Lapus uses the analogy of a pebble in a pond to explain how one person’s actions online affect a whole community while, at the same time, your child can be impacted indirectly by conduct of others in their online community.

Education is essential

Panelists pointed out that one of the best places to foster those community values for online behavior is at schools. Not only do schools play an important role in teaching students to leverage technology, but in the classroom with peers is where young people create norms and discuss the kind of world they want to create together, says Diana Graber, M.A, author of “Raising Humans in a Digital World: Helping Kids Build a Healthy Relationship with Technology” and founder of Cyberwise and Cyber Civics.

Some states mandate digital literacy education, but if your school is not integrating digital skills into the curriculum, then Graber urges you to bring it up with your school leaders.

Perales shared that at Corpus Christi Independent School District, they offer opportunities for not just teachers and staff, but also parents, to learn about digital literacy through the schools. Not only are parents hungry for this kind of help, but some caregivers, especially grandparents, may still be learning the technology themselves.

Teach attention and intention

Dino Ambrosi, founder of the teen-focused digital detox program Project Reboot, says one of the most effective tactics in talking to young people about overuse of devices is helping them understand that the technologies are designed to absorb their time and attention. 
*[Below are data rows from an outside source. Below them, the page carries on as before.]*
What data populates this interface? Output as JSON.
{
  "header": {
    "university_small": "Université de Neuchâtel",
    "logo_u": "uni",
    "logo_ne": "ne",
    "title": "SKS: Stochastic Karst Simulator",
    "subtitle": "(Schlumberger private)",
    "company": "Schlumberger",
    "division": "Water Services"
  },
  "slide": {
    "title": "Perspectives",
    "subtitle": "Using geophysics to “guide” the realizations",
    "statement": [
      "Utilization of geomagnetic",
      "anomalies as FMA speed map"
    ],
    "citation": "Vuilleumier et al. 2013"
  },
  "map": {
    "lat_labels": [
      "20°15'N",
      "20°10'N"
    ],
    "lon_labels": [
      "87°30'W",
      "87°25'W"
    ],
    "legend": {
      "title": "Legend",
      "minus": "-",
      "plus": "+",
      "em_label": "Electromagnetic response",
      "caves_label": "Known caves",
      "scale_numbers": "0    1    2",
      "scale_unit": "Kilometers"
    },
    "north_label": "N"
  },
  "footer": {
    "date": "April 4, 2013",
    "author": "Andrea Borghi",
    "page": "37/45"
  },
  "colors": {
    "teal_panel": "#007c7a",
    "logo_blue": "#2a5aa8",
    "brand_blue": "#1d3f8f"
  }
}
“You’re not the customer, you’re the product that’s being sold,” Ambrosi says. “Kids should be mad.”

Ambrosi points out that this can be a powerful perspective to help your child understand that you are not trying to control their behavior – it’s the technology companies that are trying to control it. Many kids already feel bad about their level of attachment to their devices, and so you want them to feel supported in their efforts to find a healthy balance that’s right for them.

“Don’t be a judge who imposes rules on them without having a conversation about it,” he says. “Be a guide who helps them create their own intentions and holds them to that ideal.”

Celebrate the good

It’s easy to get swept away with headlines about the detrimental effects of social media use. But all of the panelists agree there are many positive aspects of technology, and it’s important to keep those in mind.

“Let’s hone in on what good things are on screens,” said Graber. “Kids are creating things, connecting with others, learning things they aren’t going to learn in school, and on and on.”

Graber suggests next time you are concerned about what your child is doing online, ask them about it: What videos do they like to watch? Which influencers are they following? Then take a look at those yourself – you might be pleasantly surprised by what they are consuming.

Focus on creation & connection

Importantly, students can leverage technology to not just consume, but create media. In Perales’ district, an annual multimedia fair invites K-12 students to submit creations in eight categories, from digital design to music, and then families come out to view and celebrate their students’ digital skills. 

“It’s awesome to see so many kids and their projects,” Perales says. “And to see how every year their work gets better and better.”  She shared an anecdote that a video a second grader made for the local botanical garden ended up being used by the organization as an advertisement.  

For more on the pros and cons of social media, check out Common Sense Media’s new report, “A Double-Edged Sword: How Diverse Communities of Young People Think About the Multifaceted Relationship Between Social Media and Mental Health.”

Ultimately, the experts agree there is no one-size-fits-all approach to having a healthy relationship with technology. As Ambrosi put it, “technology can be a weight vest or a jetpack” for our kids. As educators, parents, and citizens, we can help students develop the habits and skills to ensure at the end of the day, technology is a net benefit for them. Staff Writers Team

Staff Writers

Founded in 1999, provides educators with solutions to prepare their students with critical digital skills. Our web-based curriculum for grades K-12 engages students as they learn keyboarding, online safety, applied productivity tools, computational thinking, coding and more.